* Requirement
How many lines in these records hold the string "COLLECTIONS"? Reply with the number alone.

[Dataset rows for apps and sites]
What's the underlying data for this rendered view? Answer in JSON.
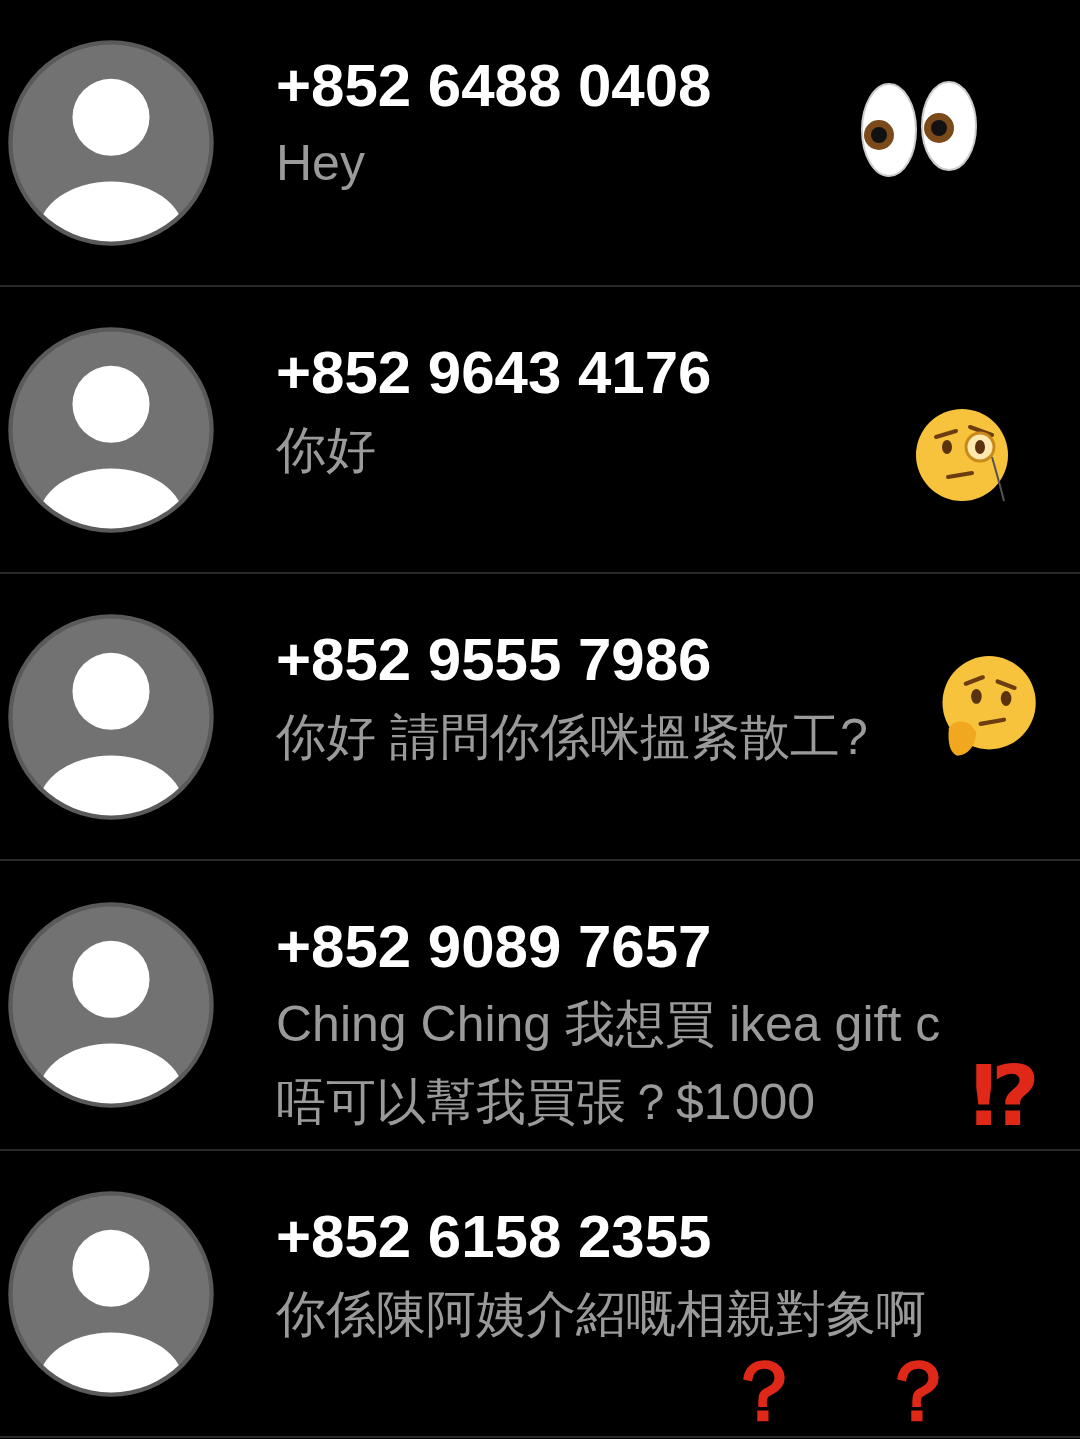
{
  "conversations": [
    {
      "number": "+852 6488 0408",
      "preview": [
        "Hey"
      ],
      "sticker": {
        "kind": "eyes"
      }
    },
    {
      "number": "+852 9643 4176",
      "preview": [
        "你好"
      ],
      "sticker": {
        "kind": "monocle"
      }
    },
    {
      "number": "+852 9555 7986",
      "preview": [
        "你好 請問你係咪搵紧散工?"
      ],
      "sticker": {
        "kind": "thinking"
      }
    },
    {
      "number": "+852 9089 7657",
      "preview": [
        "Ching Ching 我想買 ikea gift c",
        "唔可以幫我買張？$1000"
      ],
      "sticker": {
        "kind": "marks",
        "text": [
          "⁉"
        ]
      }
    },
    {
      "number": "+852 6158 2355",
      "preview": [
        "你係陳阿姨介紹嘅相親對象啊"
      ],
      "sticker": {
        "kind": "marks",
        "text": [
          "？",
          "？"
        ]
      }
    }
  ]
}
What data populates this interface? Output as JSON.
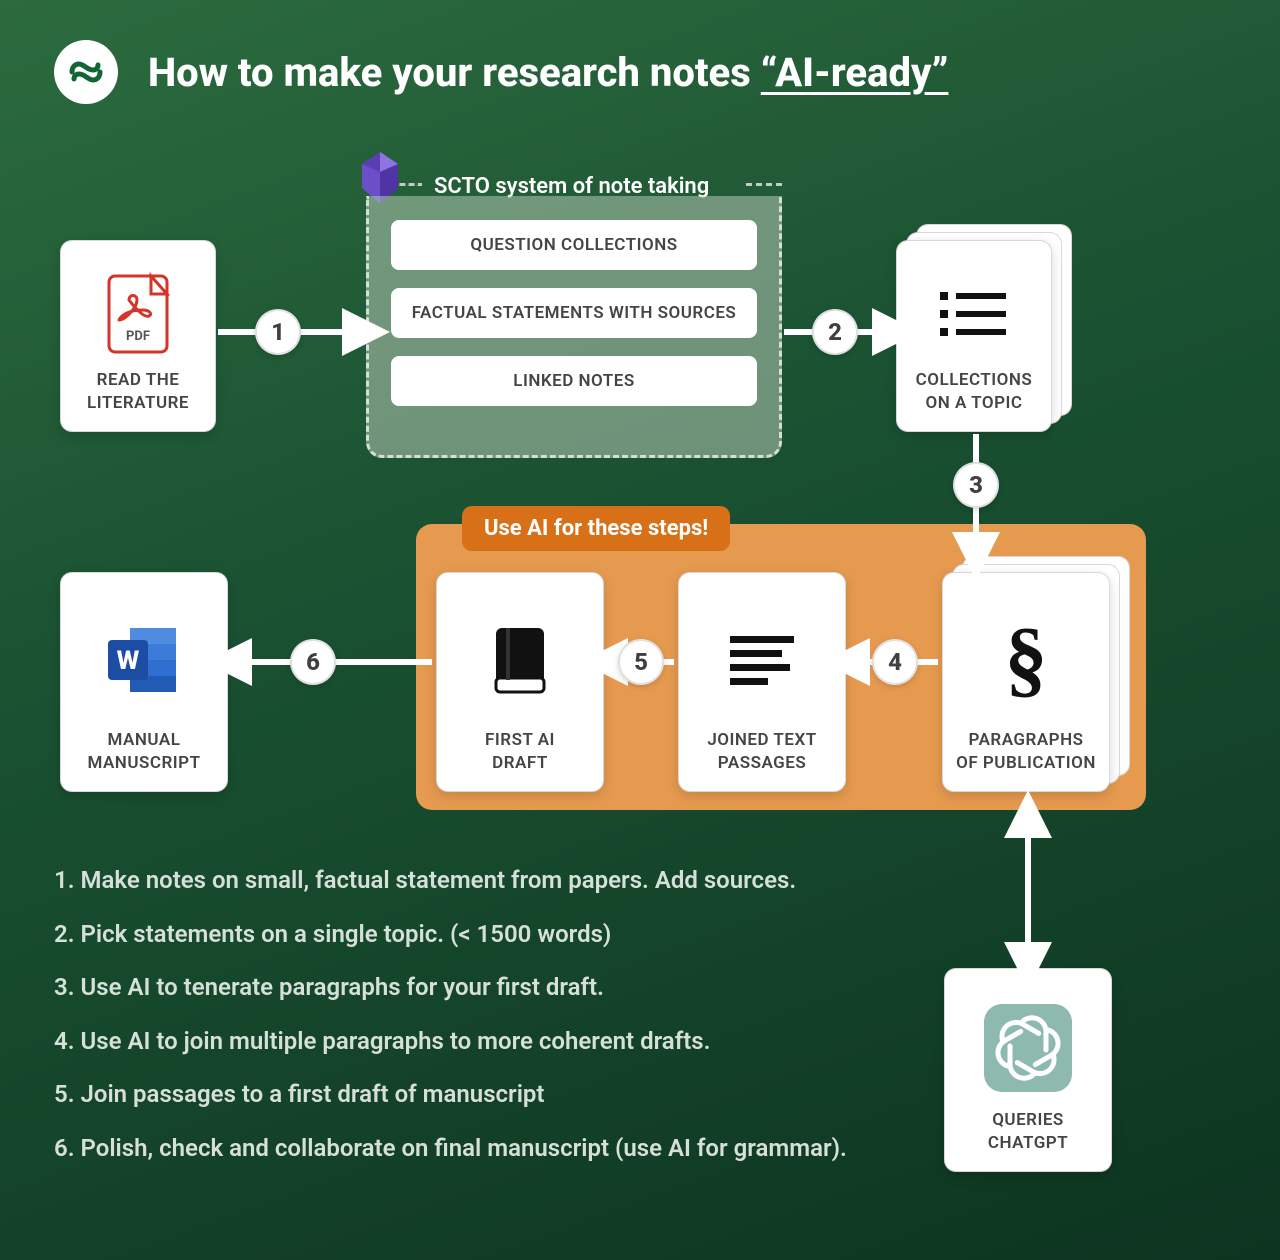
{
  "header": {
    "title_prefix": "How to make your research notes",
    "title_quoted": "“AI-ready”"
  },
  "scto": {
    "header": "SCTO system of note taking",
    "items": [
      "QUESTION COLLECTIONS",
      "FACTUAL STATEMENTS WITH SOURCES",
      "LINKED NOTES"
    ]
  },
  "ai_box": {
    "tag": "Use AI for these steps!"
  },
  "cards": {
    "read_lit": "READ THE\nLITERATURE",
    "collections": "COLLECTIONS\nON A TOPIC",
    "paragraphs": "PARAGRAPHS\nOF PUBLICATION",
    "joined": "JOINED TEXT\nPASSAGES",
    "first_draft": "FIRST AI\nDRAFT",
    "manual": "MANUAL\nMANUSCRIPT",
    "chatgpt": "QUERIES\nCHATGPT"
  },
  "badges": {
    "b1": "1",
    "b2": "2",
    "b3": "3",
    "b4": "4",
    "b5": "5",
    "b6": "6"
  },
  "steps": [
    "1. Make notes on small, factual statement from papers. Add sources.",
    "2. Pick statements on a single topic. (< 1500 words)",
    "3. Use AI to tenerate paragraphs for your first draft.",
    "4. Use AI to join multiple paragraphs to more coherent drafts.",
    "5. Join passages to a first draft of manuscript",
    "6. Polish, check and collaborate on final manuscript (use AI for grammar)."
  ],
  "colors": {
    "accent_orange": "#d87017",
    "ai_box": "#e69a4f"
  }
}
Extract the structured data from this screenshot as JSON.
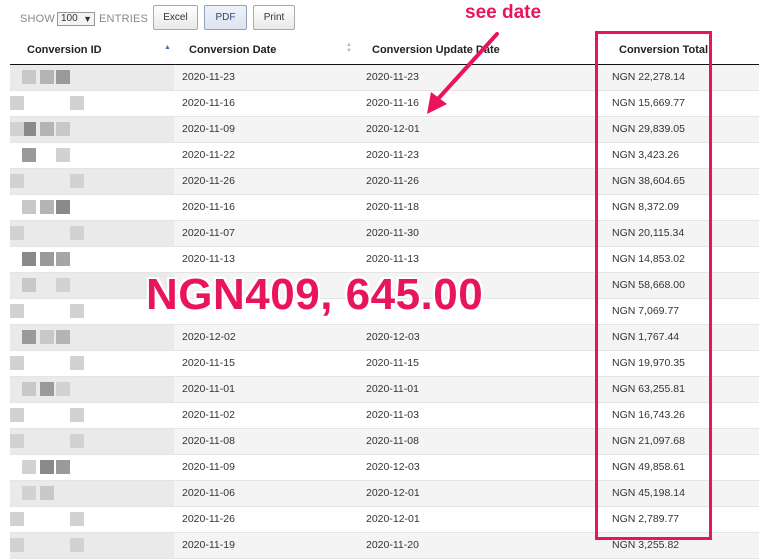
{
  "toolbar": {
    "show_label": "SHOW",
    "entries_value": "100",
    "entries_label": "ENTRIES",
    "excel_label": "Excel",
    "pdf_label": "PDF",
    "print_label": "Print"
  },
  "table": {
    "headers": {
      "id": "Conversion ID",
      "date": "Conversion Date",
      "update": "Conversion Update Date",
      "total": "Conversion Total"
    },
    "rows": [
      {
        "date": "2020-11-23",
        "update": "2020-11-23",
        "total": "NGN 22,278.14"
      },
      {
        "date": "2020-11-16",
        "update": "2020-11-16",
        "total": "NGN 15,669.77"
      },
      {
        "date": "2020-11-09",
        "update": "2020-12-01",
        "total": "NGN 29,839.05"
      },
      {
        "date": "2020-11-22",
        "update": "2020-11-23",
        "total": "NGN 3,423.26"
      },
      {
        "date": "2020-11-26",
        "update": "2020-11-26",
        "total": "NGN 38,604.65"
      },
      {
        "date": "2020-11-16",
        "update": "2020-11-18",
        "total": "NGN 8,372.09"
      },
      {
        "date": "2020-11-07",
        "update": "2020-11-30",
        "total": "NGN 20,115.34"
      },
      {
        "date": "2020-11-13",
        "update": "2020-11-13",
        "total": "NGN 14,853.02"
      },
      {
        "date": "",
        "update": "",
        "total": "NGN 58,668.00"
      },
      {
        "date": "",
        "update": "",
        "total": "NGN 7,069.77"
      },
      {
        "date": "2020-12-02",
        "update": "2020-12-03",
        "total": "NGN 1,767.44"
      },
      {
        "date": "2020-11-15",
        "update": "2020-11-15",
        "total": "NGN 19,970.35"
      },
      {
        "date": "2020-11-01",
        "update": "2020-11-01",
        "total": "NGN 63,255.81"
      },
      {
        "date": "2020-11-02",
        "update": "2020-11-03",
        "total": "NGN 16,743.26"
      },
      {
        "date": "2020-11-08",
        "update": "2020-11-08",
        "total": "NGN 21,097.68"
      },
      {
        "date": "2020-11-09",
        "update": "2020-12-03",
        "total": "NGN 49,858.61"
      },
      {
        "date": "2020-11-06",
        "update": "2020-12-01",
        "total": "NGN 45,198.14"
      },
      {
        "date": "2020-11-26",
        "update": "2020-12-01",
        "total": "NGN 2,789.77"
      },
      {
        "date": "2020-11-19",
        "update": "2020-11-20",
        "total": "NGN 3,255.82"
      }
    ]
  },
  "annotations": {
    "see_date": "see date",
    "big_total": "NGN409, 645.00",
    "accent_color": "#e8145e"
  }
}
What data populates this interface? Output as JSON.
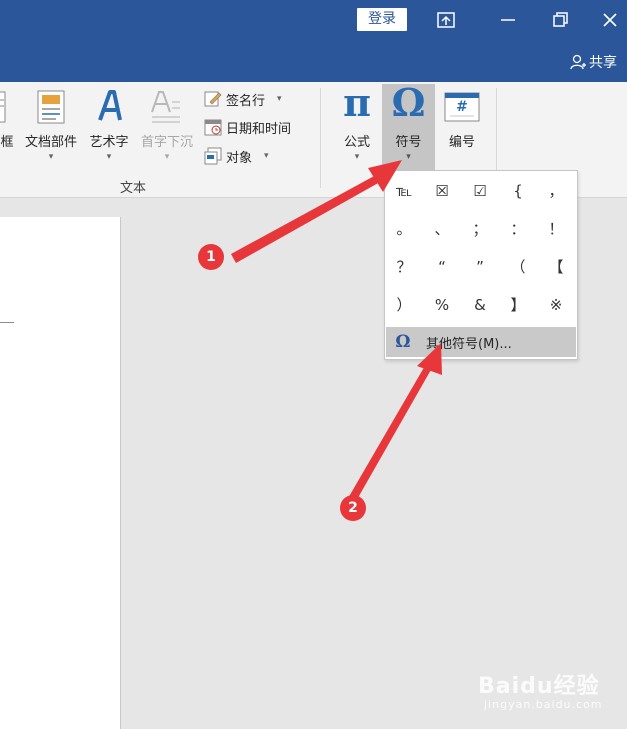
{
  "titlebar": {
    "login_label": "登录",
    "share_label": "共享"
  },
  "ribbon": {
    "left_items": [
      {
        "label": "框"
      },
      {
        "label": "文档部件"
      },
      {
        "label": "艺术字"
      },
      {
        "label": "首字下沉"
      }
    ],
    "small_items": [
      {
        "label": "签名行"
      },
      {
        "label": "日期和时间"
      },
      {
        "label": "对象"
      }
    ],
    "group_label": "文本",
    "right_items": [
      {
        "label": "公式"
      },
      {
        "label": "符号"
      },
      {
        "label": "编号"
      }
    ],
    "pi_glyph": "π",
    "omega_glyph": "Ω",
    "hash_glyph": "#"
  },
  "symbols": {
    "grid": [
      "℡",
      "☒",
      "☑",
      "{",
      "，",
      "。",
      "、",
      "；",
      "：",
      "！",
      "？",
      "“",
      "”",
      "（",
      "【",
      "）",
      "%",
      "&",
      "】",
      "※"
    ],
    "more_label": "其他符号(M)..."
  },
  "annotations": {
    "badge_1": "1",
    "badge_2": "2"
  },
  "watermark": {
    "main": "Baidu经验",
    "sub": "jingyan.baidu.com"
  },
  "colors": {
    "title_bar": "#2b579a",
    "arrow": "#e8373a",
    "accent_icon": "#2b6cb0"
  }
}
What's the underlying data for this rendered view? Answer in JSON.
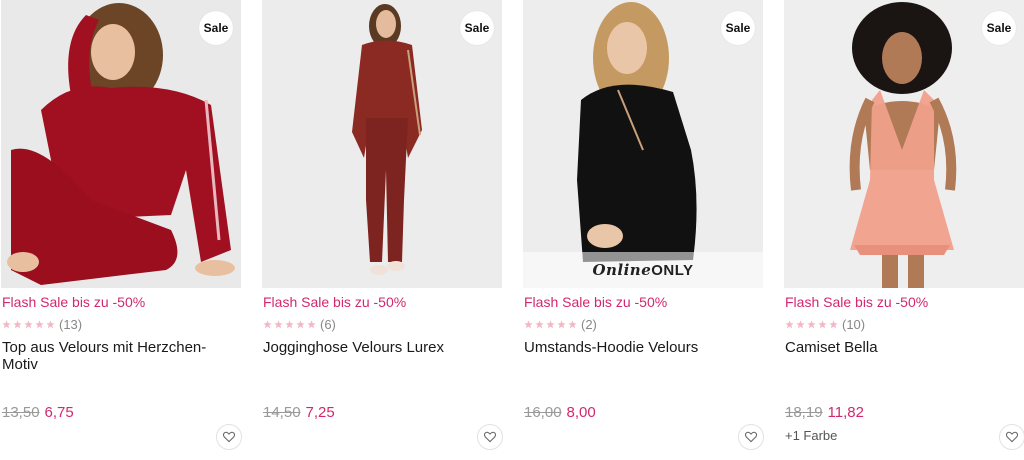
{
  "products": [
    {
      "badge": "Sale",
      "promo": "Flash Sale bis zu -50%",
      "rating_count": "(13)",
      "title": "Top aus Velours mit Herzchen-Motiv",
      "old_price": "13,50",
      "new_price": "6,75",
      "image_tone": "#e9e9e9",
      "garment_color": "#a01020"
    },
    {
      "badge": "Sale",
      "promo": "Flash Sale bis zu -50%",
      "rating_count": "(6)",
      "title": "Jogginghose Velours Lurex",
      "old_price": "14,50",
      "new_price": "7,25",
      "image_tone": "#ececec",
      "garment_color": "#8a2a22"
    },
    {
      "badge": "Sale",
      "promo": "Flash Sale bis zu -50%",
      "rating_count": "(2)",
      "title": "Umstands-Hoodie Velours",
      "old_price": "16,00",
      "new_price": "8,00",
      "image_tone": "#ededed",
      "garment_color": "#111111",
      "online_only_script": "Online",
      "online_only_caps": "ONLY"
    },
    {
      "badge": "Sale",
      "promo": "Flash Sale bis zu -50%",
      "rating_count": "(10)",
      "title": "Camiset Bella",
      "old_price": "18,19",
      "new_price": "11,82",
      "colors_note": "+1 Farbe",
      "image_tone": "#eeeeee",
      "garment_color": "#f0a08a"
    }
  ],
  "theme": {
    "accent": "#d1286f",
    "star_color": "#f2b8c6",
    "old_price_color": "#999999"
  },
  "icons": {
    "wishlist": "heart-outline-icon",
    "rating": "star-icon"
  }
}
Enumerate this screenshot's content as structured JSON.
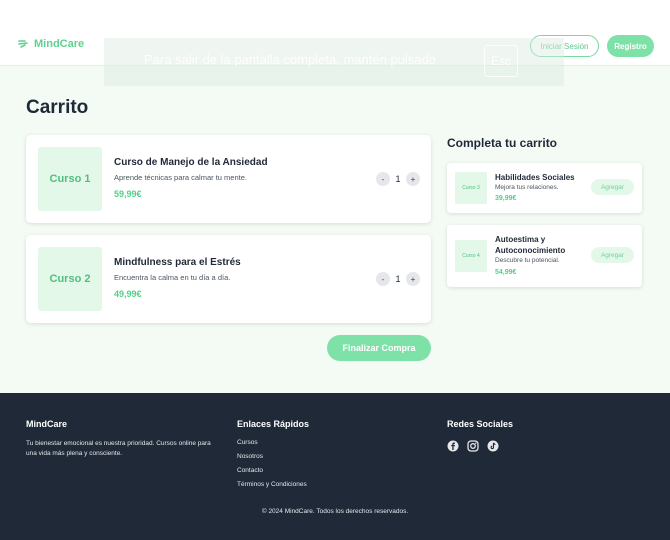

* Answer for this exercise
2